The Bill would have allowed the Local Government Commission to impose so-called Council Controlled Organisations (CCOs) on local bodies.

The CCOs would be able to span several local bodies and cover things such as water or transport.

They would, in effect,  be mergers.

Local body after local body has told the Select  Committee considering the Bill that they opposed it.

At one point a whole delegation of Mayors attended a Select Committee meeting and sat silently in the room in testament to their opposition.

But the legislation has had support from some powerful Government allies such as Federated Farmers, the Chambers of Commerce and companies like Foodstuffs and Fulton Hogan.

However, there has been a more measured response from one of the most influential lobby groups, the New Zealand Council for Infrastructure Development who, like many of the local body opponents, oppose the Local Government Commission being able to impose CCOs on Councils.

“While such an approach would address a key barrier to the use of CCOs in particular, we consider this measure to be inconsistent with democratic local decision making and an infringement upon the authority and integrity of local government.<” they say in their submission.

“We do not support the empowerment of the Local Government Commission to overrule elected local authorities.


“We consider options for shared services, CCOs and wider council restructuring must remain decisions for elected governing bodies – either central or local.

“When considering proposals for shared services and CCOs, councils should, in our view, have the option of either a local referendum or a vote across the governing body.”

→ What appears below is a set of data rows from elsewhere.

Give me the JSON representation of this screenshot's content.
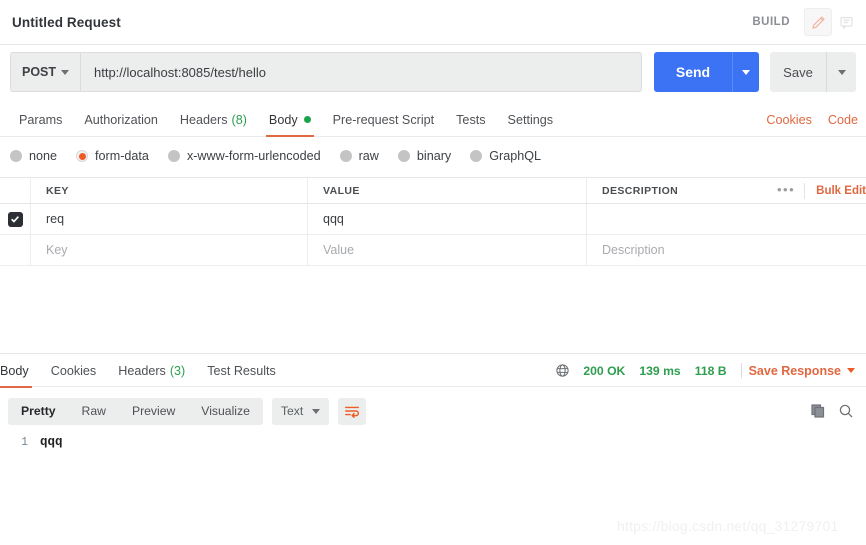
{
  "titlebar": {
    "request_title": "Untitled Request",
    "build_label": "BUILD",
    "edit_icon": "pencil-icon",
    "comment_icon": "comment-icon"
  },
  "urlbar": {
    "method": "POST",
    "url": "http://localhost:8085/test/hello",
    "send_label": "Send",
    "save_label": "Save"
  },
  "request_tabs": [
    {
      "label": "Params",
      "count": "",
      "active": false
    },
    {
      "label": "Authorization",
      "count": "",
      "active": false
    },
    {
      "label": "Headers",
      "count": "(8)",
      "active": false
    },
    {
      "label": "Body",
      "count": "",
      "active": true
    },
    {
      "label": "Pre-request Script",
      "count": "",
      "active": false
    },
    {
      "label": "Tests",
      "count": "",
      "active": false
    },
    {
      "label": "Settings",
      "count": "",
      "active": false
    }
  ],
  "request_tabs_right": [
    {
      "label": "Cookies"
    },
    {
      "label": "Code"
    }
  ],
  "body_types": [
    {
      "label": "none",
      "selected": false
    },
    {
      "label": "form-data",
      "selected": true
    },
    {
      "label": "x-www-form-urlencoded",
      "selected": false
    },
    {
      "label": "raw",
      "selected": false
    },
    {
      "label": "binary",
      "selected": false
    },
    {
      "label": "GraphQL",
      "selected": false
    }
  ],
  "kv_table": {
    "headers": {
      "key": "KEY",
      "value": "VALUE",
      "description": "DESCRIPTION"
    },
    "more_icon": "•••",
    "bulk_edit": "Bulk Edit",
    "rows": [
      {
        "checked": true,
        "key": "req",
        "value": "qqq",
        "description": ""
      }
    ],
    "placeholders": {
      "key": "Key",
      "value": "Value",
      "description": "Description"
    }
  },
  "response_tabs": [
    {
      "label": "Body",
      "count": "",
      "active": true
    },
    {
      "label": "Cookies",
      "count": "",
      "active": false
    },
    {
      "label": "Headers",
      "count": "(3)",
      "active": false
    },
    {
      "label": "Test Results",
      "count": "",
      "active": false
    }
  ],
  "response_meta": {
    "globe_icon": "globe-icon",
    "status": "200 OK",
    "time": "139 ms",
    "size": "118 B",
    "save_response": "Save Response"
  },
  "response_toolbar": {
    "views": [
      {
        "label": "Pretty",
        "active": true
      },
      {
        "label": "Raw",
        "active": false
      },
      {
        "label": "Preview",
        "active": false
      },
      {
        "label": "Visualize",
        "active": false
      }
    ],
    "format": "Text",
    "wrap_icon": "word-wrap-icon",
    "copy_icon": "copy-icon",
    "search_icon": "search-icon"
  },
  "response_body": {
    "lines": [
      {
        "number": "1",
        "text": "qqq"
      }
    ]
  },
  "watermark": "https://blog.csdn.net/qq_31279701",
  "colors": {
    "accent_orange": "#e06840",
    "send_blue": "#3b73f4",
    "status_green": "#2e9e4e",
    "radio_selected": "#ef5b25"
  }
}
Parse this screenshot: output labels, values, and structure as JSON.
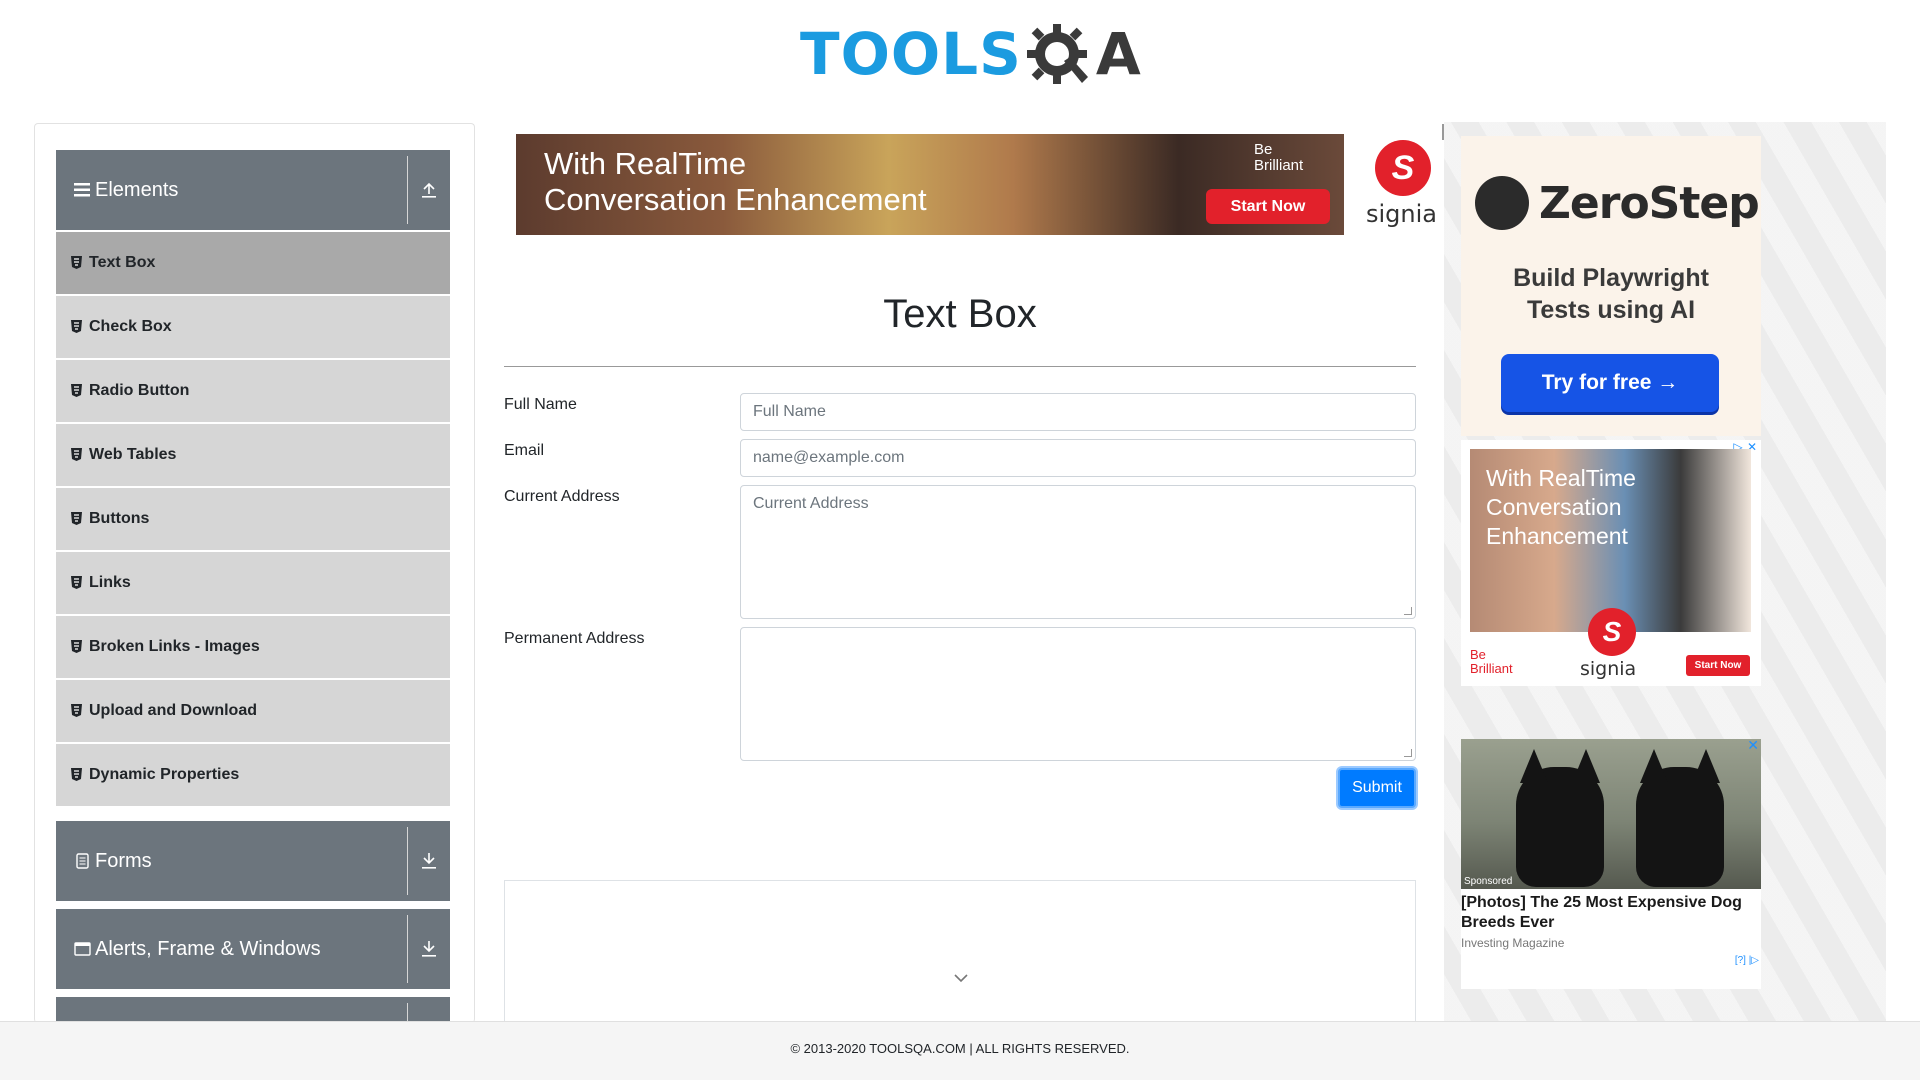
{
  "header": {
    "logo_tools": "TOOLS",
    "logo_qa": "A"
  },
  "sidebar": {
    "groups": [
      {
        "label": "Elements",
        "icon": "hamburger-icon",
        "toggle_icon": "collapse-up-icon",
        "expanded": true,
        "items": [
          {
            "label": "Text Box",
            "active": true
          },
          {
            "label": "Check Box"
          },
          {
            "label": "Radio Button"
          },
          {
            "label": "Web Tables"
          },
          {
            "label": "Buttons"
          },
          {
            "label": "Links"
          },
          {
            "label": "Broken Links - Images"
          },
          {
            "label": "Upload and Download"
          },
          {
            "label": "Dynamic Properties"
          }
        ]
      },
      {
        "label": "Forms",
        "icon": "document-icon",
        "toggle_icon": "expand-down-icon",
        "expanded": false
      },
      {
        "label": "Alerts, Frame & Windows",
        "icon": "window-icon",
        "toggle_icon": "expand-down-icon",
        "expanded": false
      }
    ]
  },
  "banner_ad": {
    "headline_line1": "With RealTime",
    "headline_line2": "Conversation Enhancement",
    "tagline_line1": "Be",
    "tagline_line2": "Brilliant",
    "cta": "Start Now",
    "brand": "signia",
    "logo_letter": "S"
  },
  "main": {
    "title": "Text Box",
    "fields": {
      "full_name_label": "Full Name",
      "full_name_placeholder": "Full Name",
      "full_name_value": "",
      "email_label": "Email",
      "email_placeholder": "name@example.com",
      "email_value": "",
      "current_address_label": "Current Address",
      "current_address_placeholder": "Current Address",
      "current_address_value": "",
      "permanent_address_label": "Permanent Address",
      "permanent_address_value": ""
    },
    "submit_label": "Submit",
    "output_toggle_icon": "chevron-down-icon"
  },
  "right_ads": {
    "zerostep": {
      "brand": "ZeroStep",
      "tagline_line1": "Build Playwright",
      "tagline_line2": "Tests using AI",
      "cta": "Try for free →"
    },
    "signia": {
      "line1": "With RealTime",
      "line2": "Conversation",
      "line3": "Enhancement",
      "tag1": "Be",
      "tag2": "Brilliant",
      "brand": "signia",
      "cta": "Start Now",
      "logo_letter": "S"
    },
    "dog_ad": {
      "sponsored": "Sponsored",
      "headline": "[Photos] The 25 Most Expensive Dog Breeds Ever",
      "source": "Investing Magazine",
      "adchoices": "[?] |▷"
    }
  },
  "footer": {
    "text": "© 2013-2020 TOOLSQA.COM | ALL RIGHTS RESERVED."
  },
  "colors": {
    "accent": "#007bff",
    "sidebar_header": "#6c757d",
    "menu_item": "#d6d6d6",
    "menu_item_active": "#a9a9a9",
    "logo_blue": "#1b9be0"
  }
}
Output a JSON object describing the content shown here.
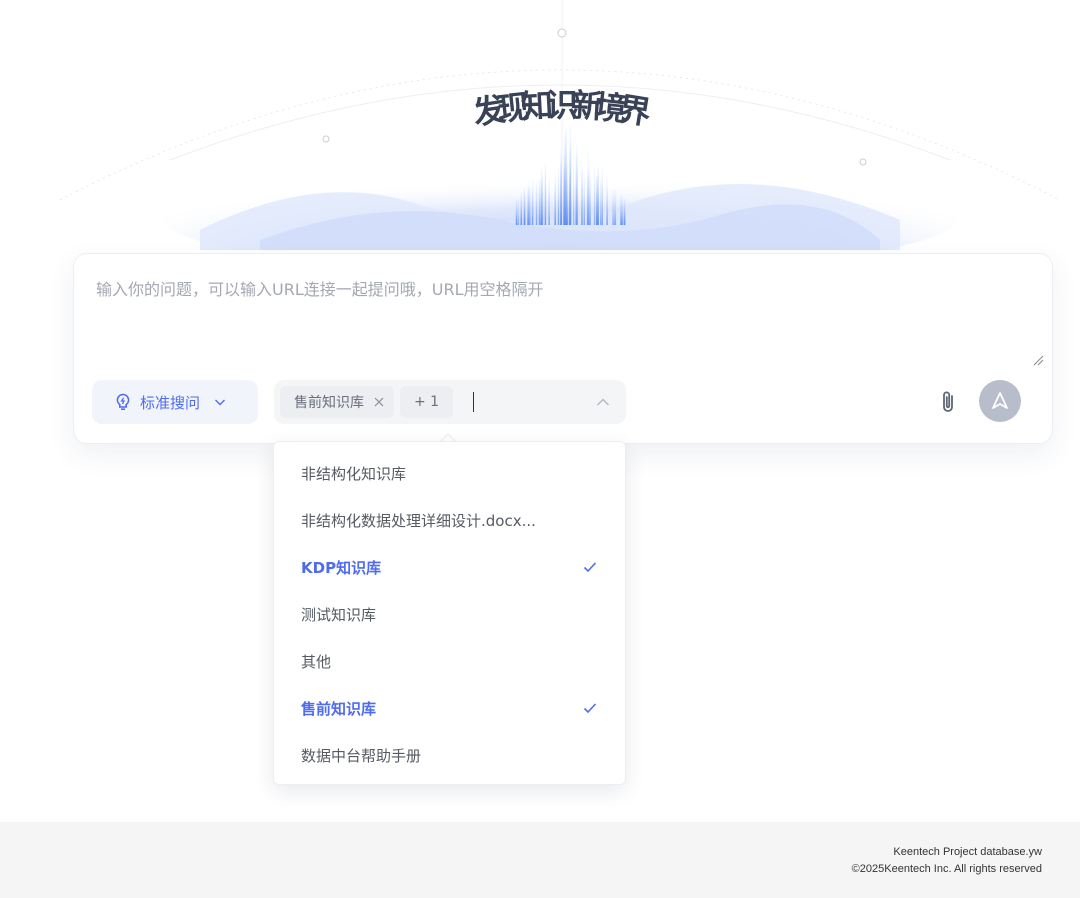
{
  "hero": {
    "title_chars": [
      "发",
      "现",
      "知",
      "识",
      "新",
      "境",
      "界"
    ]
  },
  "query": {
    "placeholder": "输入你的问题，可以输入URL连接一起提问哦，URL用空格隔开",
    "value": ""
  },
  "mode_select": {
    "label": "标准搜问",
    "icon": "bulb-icon"
  },
  "kb_select": {
    "selected_tag": "售前知识库",
    "more_count": "+ 1"
  },
  "dropdown": {
    "options": [
      {
        "label": "非结构化知识库",
        "selected": false
      },
      {
        "label": "非结构化数据处理详细设计.docx...",
        "selected": false
      },
      {
        "label": "KDP知识库",
        "selected": true
      },
      {
        "label": "测试知识库",
        "selected": false
      },
      {
        "label": "其他",
        "selected": false
      },
      {
        "label": "售前知识库",
        "selected": true
      },
      {
        "label": "数据中台帮助手册",
        "selected": false
      }
    ]
  },
  "footer": {
    "line1": "Keentech Project database.yw",
    "line2": "©2025Keentech Inc. All rights reserved"
  },
  "colors": {
    "accent": "#4f6bf0",
    "send_disabled": "#b7bdca",
    "footer_bg": "#f5f5f6"
  }
}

It is surprising that a Bill which has attracted such widespread opposition, much of it from traditional National Party allies, would get through Cabinet and into the legislative system.

In that regard, it resembles the  Health and Safty legislation last year which also underwent a rewrite while it was in the Select Committee after opposition from within the National Party.

The Minister in Charge of the Bill, Sam Lotu Iiga announcing on Friday  that the Bill would now not have to emerge from the Select Committee until March next year put a glossy spin on the decision by saying that it was needed because  within the 200 submissions received by the Committee “many contain details which need to be worked through with officials to ensure they will work.”

Whilst many do contain comment on details within the Bill, almost have at their heart their opposition to the CCO proposals.

The Minister appeared to acknowledge this.

“I acknowledge some of the concerns raised by local government.,” he said.

“Solutions need to be found that promote local democracy, while ensuring better quality services and better value for ratepayers,”

He says the delayed report back will allow for further policy consideration and drafting changes to the Bill.

“I am committed to legislation that enables high quality, resilient and affordable infrastructure.

“We need regulations and services that benefit residents and communities.”

“The reforms will enable councils to more easily share resources and expertise to address current and emerging challenges.”

“I will be working with my colleagues and the sector over coming months to address concerns while still achieving the objectives of the reforms.”